Finally came the four-mile homestretch down Penn Avenue. In the blazing heat. My internal dialogue turned into choppy fragments. Faith, focus, finish, I repeated in my head, a mantra I picked up from Arizona Cardinals wide receiver Larry Fitzgerald. I glanced down at my bib, where I had my grandpa's nickname printed, and thought of the fact that he'd survived the Bataan Death March.
As I entered the phalanx on the Boulevard of the Allies, where the sidewalks were as packed as I've ever seen them, the roar of the crowd pushed me into a full sprint. I raised my palms up, urging the crowd to cheer louder.
At the finish line, I felt like I'd just hit a concrete wall. I stopped dead in my tracks and couldn't move. A volunteer, seeing my immobility, grabbed my arm and pulled me to my parents. I collapsed into the arms of my mom, Jacquie, who had flown across the country with my dad, Albert, to be there. They had awakened before dawn for a pre-race pep talk (about 2 a.m. West Coast time) and then rode bikes in excess of 30 miles to catch me at various points along the course. I started to cry.
I cried because I was proud. I cried because I felt like a Major League slugger had taken a bat to my legs. I cried because I worried that I was about to experience some explosion of bodily functions. I cried because I was so intensely moved by my friends, my family and, most of all, by the total strangers who rallied me through those brutal moments of doubt.
I recognized the strange irony. I run to get away from people. But in the end, I'm not sure I could have finished without them.
If you were out on the course, yelling full-throated for hordes of nameless runners, you might wonder if it made a difference.
It did.
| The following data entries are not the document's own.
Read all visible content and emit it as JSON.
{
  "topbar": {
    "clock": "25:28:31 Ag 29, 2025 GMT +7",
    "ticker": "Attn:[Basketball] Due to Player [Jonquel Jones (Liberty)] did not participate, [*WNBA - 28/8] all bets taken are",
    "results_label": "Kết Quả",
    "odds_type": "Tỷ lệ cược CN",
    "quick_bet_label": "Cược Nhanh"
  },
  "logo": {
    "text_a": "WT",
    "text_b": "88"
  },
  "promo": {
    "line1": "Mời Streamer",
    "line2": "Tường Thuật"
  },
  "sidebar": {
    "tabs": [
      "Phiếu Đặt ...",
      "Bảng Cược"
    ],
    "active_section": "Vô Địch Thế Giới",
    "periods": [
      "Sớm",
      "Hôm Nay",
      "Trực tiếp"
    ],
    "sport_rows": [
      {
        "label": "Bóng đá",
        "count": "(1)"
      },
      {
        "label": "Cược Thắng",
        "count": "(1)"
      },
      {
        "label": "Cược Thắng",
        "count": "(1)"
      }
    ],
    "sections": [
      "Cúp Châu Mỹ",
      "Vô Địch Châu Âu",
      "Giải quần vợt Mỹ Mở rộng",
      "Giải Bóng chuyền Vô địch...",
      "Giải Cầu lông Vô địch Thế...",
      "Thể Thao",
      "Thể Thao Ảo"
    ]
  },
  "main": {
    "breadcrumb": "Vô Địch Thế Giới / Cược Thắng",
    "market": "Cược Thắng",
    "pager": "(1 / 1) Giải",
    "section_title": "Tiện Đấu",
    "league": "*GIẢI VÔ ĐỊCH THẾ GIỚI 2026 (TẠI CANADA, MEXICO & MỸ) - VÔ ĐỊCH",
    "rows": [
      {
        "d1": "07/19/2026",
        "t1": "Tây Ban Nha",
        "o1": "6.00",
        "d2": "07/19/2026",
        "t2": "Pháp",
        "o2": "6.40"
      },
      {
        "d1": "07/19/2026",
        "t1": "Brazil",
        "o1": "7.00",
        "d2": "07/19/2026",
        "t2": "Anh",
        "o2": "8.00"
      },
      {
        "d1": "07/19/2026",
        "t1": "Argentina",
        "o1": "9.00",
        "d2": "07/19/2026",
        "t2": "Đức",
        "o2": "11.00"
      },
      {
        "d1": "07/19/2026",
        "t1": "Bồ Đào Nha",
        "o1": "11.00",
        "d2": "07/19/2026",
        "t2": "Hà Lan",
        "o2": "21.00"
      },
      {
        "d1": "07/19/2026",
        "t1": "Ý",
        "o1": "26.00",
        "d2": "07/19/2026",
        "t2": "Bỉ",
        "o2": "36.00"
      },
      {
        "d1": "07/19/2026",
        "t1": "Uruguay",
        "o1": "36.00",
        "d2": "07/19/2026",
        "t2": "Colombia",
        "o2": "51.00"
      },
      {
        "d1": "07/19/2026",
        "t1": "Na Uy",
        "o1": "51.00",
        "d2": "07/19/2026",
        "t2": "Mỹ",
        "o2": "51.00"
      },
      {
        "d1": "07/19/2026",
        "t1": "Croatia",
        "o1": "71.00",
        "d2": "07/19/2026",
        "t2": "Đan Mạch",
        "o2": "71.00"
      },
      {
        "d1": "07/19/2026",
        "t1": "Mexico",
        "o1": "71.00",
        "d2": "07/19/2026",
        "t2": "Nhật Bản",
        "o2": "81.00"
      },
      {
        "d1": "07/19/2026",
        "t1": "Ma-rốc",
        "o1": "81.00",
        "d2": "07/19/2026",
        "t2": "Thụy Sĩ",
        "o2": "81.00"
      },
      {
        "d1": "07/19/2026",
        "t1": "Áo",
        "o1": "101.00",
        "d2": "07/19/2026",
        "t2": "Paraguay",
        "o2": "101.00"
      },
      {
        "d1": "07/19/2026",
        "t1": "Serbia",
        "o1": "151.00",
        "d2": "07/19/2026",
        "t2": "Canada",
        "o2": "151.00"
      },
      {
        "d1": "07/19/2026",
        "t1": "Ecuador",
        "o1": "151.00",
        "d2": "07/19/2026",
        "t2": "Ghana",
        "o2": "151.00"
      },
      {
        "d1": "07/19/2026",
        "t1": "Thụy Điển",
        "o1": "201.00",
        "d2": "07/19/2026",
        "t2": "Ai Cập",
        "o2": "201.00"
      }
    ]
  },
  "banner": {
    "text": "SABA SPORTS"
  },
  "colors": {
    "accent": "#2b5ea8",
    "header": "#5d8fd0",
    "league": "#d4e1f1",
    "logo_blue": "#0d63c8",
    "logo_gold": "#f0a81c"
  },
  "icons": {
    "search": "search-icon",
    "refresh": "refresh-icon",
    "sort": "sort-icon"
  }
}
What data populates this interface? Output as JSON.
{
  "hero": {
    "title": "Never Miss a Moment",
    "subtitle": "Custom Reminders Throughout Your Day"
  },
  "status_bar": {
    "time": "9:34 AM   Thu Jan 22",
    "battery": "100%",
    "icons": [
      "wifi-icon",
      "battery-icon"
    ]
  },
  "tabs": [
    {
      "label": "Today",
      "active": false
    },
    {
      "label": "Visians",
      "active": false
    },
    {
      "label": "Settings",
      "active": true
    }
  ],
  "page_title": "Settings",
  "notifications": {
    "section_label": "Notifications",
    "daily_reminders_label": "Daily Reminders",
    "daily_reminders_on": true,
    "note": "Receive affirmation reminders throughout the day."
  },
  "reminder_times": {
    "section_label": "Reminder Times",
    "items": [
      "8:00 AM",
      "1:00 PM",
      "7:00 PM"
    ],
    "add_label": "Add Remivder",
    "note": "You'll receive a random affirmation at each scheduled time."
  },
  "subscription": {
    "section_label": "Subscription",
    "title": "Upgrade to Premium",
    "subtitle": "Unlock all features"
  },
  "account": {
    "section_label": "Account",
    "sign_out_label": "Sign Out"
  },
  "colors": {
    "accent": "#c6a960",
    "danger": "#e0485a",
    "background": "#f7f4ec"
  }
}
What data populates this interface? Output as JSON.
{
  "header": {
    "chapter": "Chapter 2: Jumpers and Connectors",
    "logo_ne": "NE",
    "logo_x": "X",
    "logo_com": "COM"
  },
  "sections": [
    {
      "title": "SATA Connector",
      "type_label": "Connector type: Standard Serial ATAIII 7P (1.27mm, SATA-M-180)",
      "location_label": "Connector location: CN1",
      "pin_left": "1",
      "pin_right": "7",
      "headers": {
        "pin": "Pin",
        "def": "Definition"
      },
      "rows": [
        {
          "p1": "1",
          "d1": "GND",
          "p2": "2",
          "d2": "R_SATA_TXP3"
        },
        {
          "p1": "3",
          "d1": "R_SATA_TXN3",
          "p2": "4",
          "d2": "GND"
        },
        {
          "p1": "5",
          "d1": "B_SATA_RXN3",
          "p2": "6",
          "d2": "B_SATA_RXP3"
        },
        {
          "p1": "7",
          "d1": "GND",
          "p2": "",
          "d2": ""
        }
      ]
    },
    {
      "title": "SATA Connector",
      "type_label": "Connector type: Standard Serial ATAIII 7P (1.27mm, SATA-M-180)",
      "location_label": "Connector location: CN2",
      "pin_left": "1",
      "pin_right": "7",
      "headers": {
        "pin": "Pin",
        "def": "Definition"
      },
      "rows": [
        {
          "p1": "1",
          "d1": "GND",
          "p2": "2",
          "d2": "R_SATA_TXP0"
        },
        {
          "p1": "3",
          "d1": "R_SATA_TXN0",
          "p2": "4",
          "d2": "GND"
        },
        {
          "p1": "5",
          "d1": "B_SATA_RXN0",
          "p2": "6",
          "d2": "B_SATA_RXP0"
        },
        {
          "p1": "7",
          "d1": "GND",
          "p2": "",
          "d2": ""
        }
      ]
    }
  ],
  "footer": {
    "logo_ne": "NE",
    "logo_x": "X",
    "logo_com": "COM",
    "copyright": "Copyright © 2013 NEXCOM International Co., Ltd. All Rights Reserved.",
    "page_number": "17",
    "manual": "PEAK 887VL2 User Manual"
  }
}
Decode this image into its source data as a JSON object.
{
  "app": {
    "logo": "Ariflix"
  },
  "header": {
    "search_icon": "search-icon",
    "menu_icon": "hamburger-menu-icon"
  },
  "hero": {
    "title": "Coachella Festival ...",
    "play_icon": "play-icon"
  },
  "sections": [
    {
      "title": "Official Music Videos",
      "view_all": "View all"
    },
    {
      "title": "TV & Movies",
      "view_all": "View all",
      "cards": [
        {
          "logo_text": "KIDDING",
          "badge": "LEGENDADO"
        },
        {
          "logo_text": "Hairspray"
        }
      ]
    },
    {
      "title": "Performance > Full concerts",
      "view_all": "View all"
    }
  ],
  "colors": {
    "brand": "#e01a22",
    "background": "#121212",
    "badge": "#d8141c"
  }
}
And for that I say, thank you.opinion_commentary
Moriah Balingit is a staff writer for the Post-Gazette (firstname.lastname@example.org, 412-263-2533). First Published June 2, 2012 12:00 AM